This collaborative project brings together the energies, expertise and intellectual and cultural production of Pauline Rutter, Niamh Rutter and Bo Rutter who take their inspiration from their varied physical and online networks. The Black Living Archive embodies a process of decolonisation by subverting the established processes of archiving which have roots in colonialism. Acknowledging a sense of cyclical time, The Black Living Archive expresses experiences of personal, environmental and political space that resonate across Black diasporic past, present and future histories.
Whilst onboard ONCA Barge Pauline, Niamh and Bo approach their residency informed by Black feminist principles of collective radical care. This is manifested in the ways they show up in the space, cultivating a relaxed atmosphere that allows for authentic contemplation during the curation process. The soundtrack features Black female musicians, the scent of tea billows and snacks lie around the space as an energising imperative. The Black Living Archive is the first of its kind, adopting an intersectional* and intergenerational* approach to the archiving process that is inspired by the images, words and creative pathways seeded by folk from across the Brighton and South-East Black diaspora.
About the Artists
Pauline (56) is cultural producer, published poet and PhD history researcher working across the themes of social, racial and environmental equity and justice. Her daughter Niamh (22), a fellow historian, recently graduated from Sussex University. There, they focused on archives whilst also engaging with activist networks and designing and leading social media campaigns focused on equality, representation, politics, solidarity, decolonising the curriculum and Black and ethnically minoritised community building. Bo (18) is both daughter and sister respectively and has just started a degree in illustration at Brighton University. She is a volunteer at Afrori Books and recently became a Penguin Books listed illustrator.
The outputs of this residency will be shared throughout October and exhibited at ONCA gallery in December. Watch this space as ways to participate emerge.
Thank you to Enjoolata Foundation for their support with ONCA Barge residencies.
*intergenerational = relating to, affecting, or involving several generations
*intersectional = from intersectionality, an analytical framework for understanding how systems of inequality that are dependent on an individual’s social and political identities (e.g. class, gender, race, disability, sexual orientation etc.) interact to shape unique dynamics or experiences
Posted on October 6, 2022
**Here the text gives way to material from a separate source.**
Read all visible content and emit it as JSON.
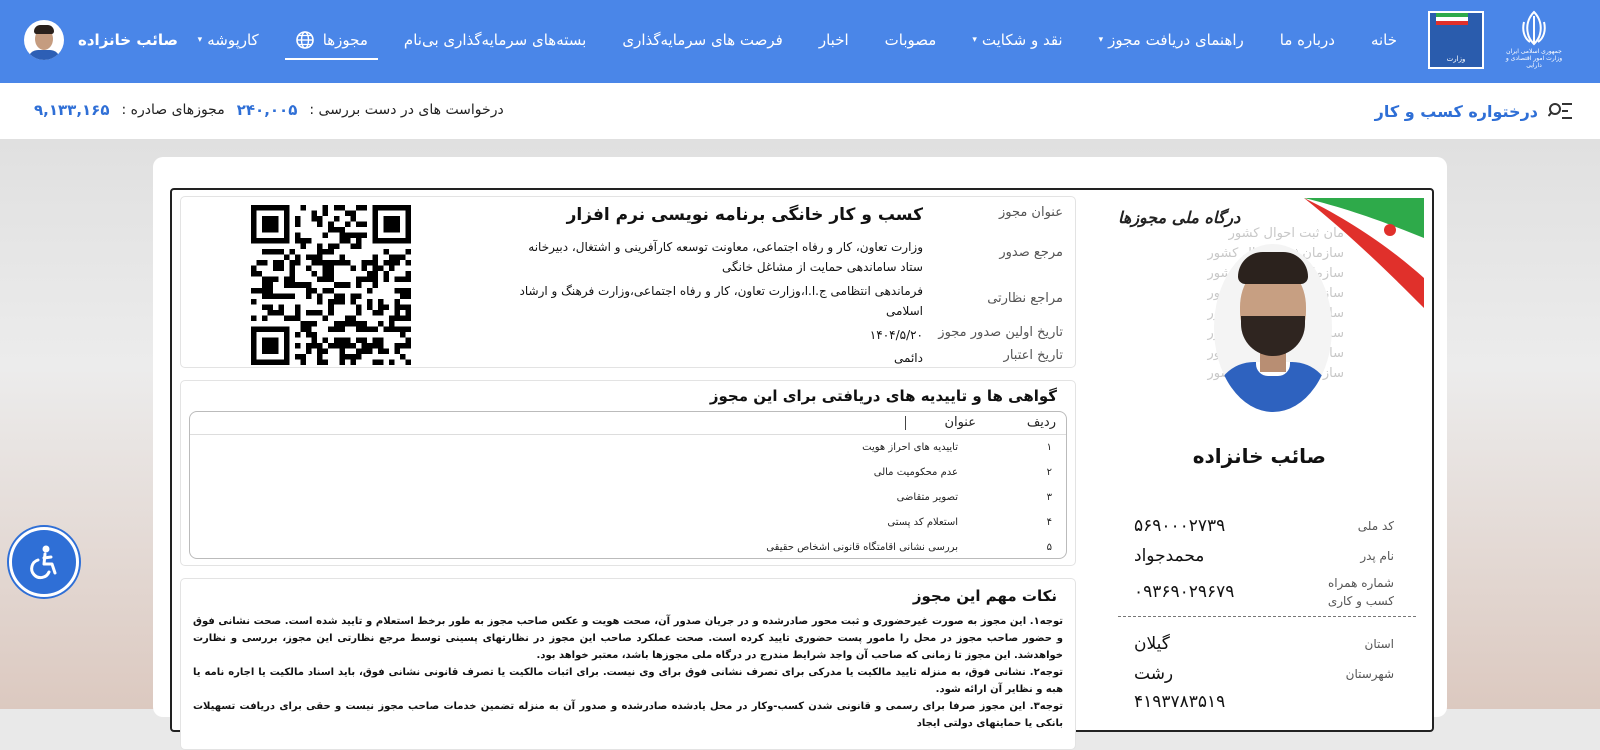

Categories: Art for Social Change, Artists in Residence, Decolonising Art & Culture
Tags: Black History Month, Black Lives Matter, Decolonising Arts and Culture Events, Enjoolata Foundation, Feminism, ONCA Barge, ONCA Programme, Residencies